Work item: Restate the entries below in full, exactly as they read, but without pictures.

+++ Supplied data +++

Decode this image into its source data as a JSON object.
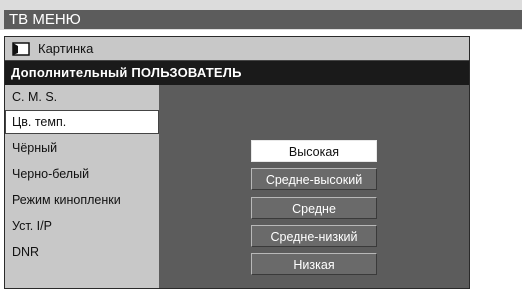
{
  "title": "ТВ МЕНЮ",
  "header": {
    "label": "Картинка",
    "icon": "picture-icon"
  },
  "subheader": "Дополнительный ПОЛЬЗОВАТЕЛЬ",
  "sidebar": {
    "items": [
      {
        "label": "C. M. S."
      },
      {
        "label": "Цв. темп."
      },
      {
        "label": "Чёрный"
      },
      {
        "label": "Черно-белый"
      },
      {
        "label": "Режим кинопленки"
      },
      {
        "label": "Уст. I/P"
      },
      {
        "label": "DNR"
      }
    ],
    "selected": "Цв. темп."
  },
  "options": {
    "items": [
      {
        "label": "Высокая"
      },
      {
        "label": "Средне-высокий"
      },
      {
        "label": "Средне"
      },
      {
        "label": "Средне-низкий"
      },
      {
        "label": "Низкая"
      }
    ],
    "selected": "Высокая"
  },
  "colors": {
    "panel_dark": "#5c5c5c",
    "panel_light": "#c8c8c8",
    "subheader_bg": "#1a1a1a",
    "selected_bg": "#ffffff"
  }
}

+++

Response to the task:
Decode this image into its source data as a JSON object.
{
  "title": "ТВ МЕНЮ",
  "header": {
    "label": "Картинка",
    "icon": "picture-icon"
  },
  "subheader": "Дополнительный ПОЛЬЗОВАТЕЛЬ",
  "sidebar": {
    "items": [
      {
        "label": "C. M. S."
      },
      {
        "label": "Цв. темп."
      },
      {
        "label": "Чёрный"
      },
      {
        "label": "Черно-белый"
      },
      {
        "label": "Режим кинопленки"
      },
      {
        "label": "Уст. I/P"
      },
      {
        "label": "DNR"
      }
    ],
    "selected": "Цв. темп."
  },
  "options": {
    "items": [
      {
        "label": "Высокая"
      },
      {
        "label": "Средне-высокий"
      },
      {
        "label": "Средне"
      },
      {
        "label": "Средне-низкий"
      },
      {
        "label": "Низкая"
      }
    ],
    "selected": "Высокая"
  },
  "colors": {
    "panel_dark": "#5c5c5c",
    "panel_light": "#c8c8c8",
    "subheader_bg": "#1a1a1a",
    "selected_bg": "#ffffff"
  }
}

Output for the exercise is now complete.